The city set up a trailer and collected relief supplies over the two-day Havelock Chili Festival this past weekend.

“It went really well,” Wargo said. “We collected quite a bit of diapers, formula, food items, cleaning supplies, water. People in the Havelock community were very generous with what they brought to the Havelock Chili Festival, especially with late notice. It’s just been very nice to see the community come out to these collection points, especially the ones set up by the city.”

The highest demand right now is for water and cleaning supplies, but the city is accepting canned food items, diapers, and baby formula as well, she said.

“I think one of the things they were asking for was paper plates, plastic utensils, anything that could be used at an area where they will be providing meals,” said Wargo. “I don’t think they are in need of clothes at this point. As far as cleaning supplies, they are just preparing for when the flooding goes down so people can clean their homes and start moving forward.”

The city has a trailer set up in the parking lot at city hall and a collection bin inside the lobby of the building. Anyone can come contribute at city hall from 8 a.m. to 5 p.m.

Items collected will be sent to the needy through the Red Cross.

Havelock avoided major damage during Hurricane Matthew, but Wargo said residents know they are part of a bigger community.

“I think it resonates in this community because these are communities that we drive through all the time. These are our neighbors and people that are Craven County residents that need assistance,” said Wargo. “This area of Craven County definitely got lucky when it comes to damage, but people are really coming out to support their neighbors and that’s nice to see.”

She said the city would continue to be a collection point for donations as long as there is need.

Meanwhile, Wargo said collection of storm debris is continuing in Havelock. Though the city didn’t have major damage, a number of residents had tree limbs or small trees come down in their yards. Yard debris from the storm is to be gathered in a pile next to the street.

The Havelock Public Services Department is steadily collecting the debris and carrying it to a state-approved green waste collection site just east of Havelock owned by Ciezcko Construction off N.C. 101, Wargo said.

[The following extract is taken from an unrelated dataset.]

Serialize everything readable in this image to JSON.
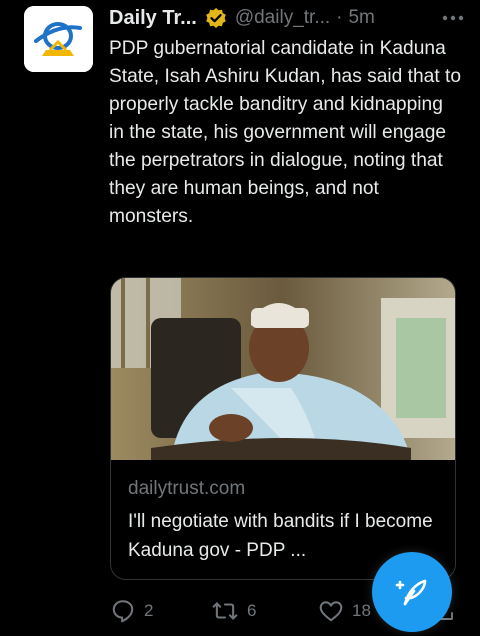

The city collects yard debris Monday through Thursday, and the crews are a couple of days behind due to the volume of storm debris, Wargo said. The city was also hampered in its initial cleanup because its ancillary workforce of about 10 N.C. Department of Corrections workers was unavailable last week because the state was in an official State of Emergency.